Thus begins the travel sketch "The Land of Paoli" by Bayard Taylor, describing the visit to the island of Corsica. Taylor was a poet and prose writer from Kennett Square, Pennsylvania, but his travels took him across much of the globe (he ultimately died overseas in Germany). Nevertheless, it was in the United States that he sent the manuscript of "The Land of Paoli" to publisher James T. Fields on September 13, 1868. Hoping to see it published in The Atlantic Monthly, Taylor promised it wasn't too long:I think it will make about fourteen pages, but not too much for the subject."
Among the observations and incidents he relates in his sketch, he relates his first interactions with native Corsicans:
We entered a bookstore, to get a map of the island. While I was examining it, an old gentleman, with the Legion of Honor in his button-hole, rose from his seat, took the sheet from my hands, and said: "What's this? what's this?" After satisfying his curiosity, he handed it back to me, and began a running fire of questions: "Your first visit to Corsica? You are English? Do you speak Italian? your wife also ? Do you like Bastia? does she also? How long will you stay? Will she accompany you?" etc. I answered with equal rapidity, as there was nothing obtrusive in the old man's manner. The questions soon came to an end, and then followed a chapter of information and advice, which was very welcome.

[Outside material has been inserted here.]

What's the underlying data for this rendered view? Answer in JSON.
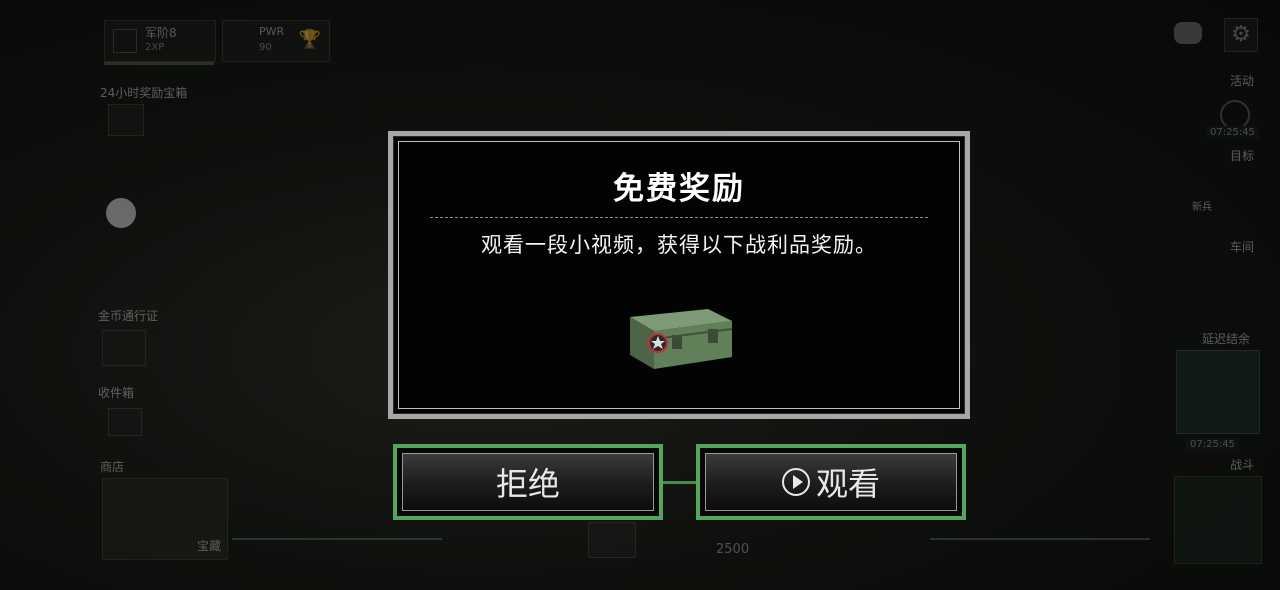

The same naive curiosity met us at every turn. Even the rough boy who acted as porter plied me with questions, yet was just as ready to answer as to ask. I learned much more about his situation and prospects than was really necessary, but the sum of all showed that he was a fellow determined to push his way in the world. Self-confidence is a common Corsican trait.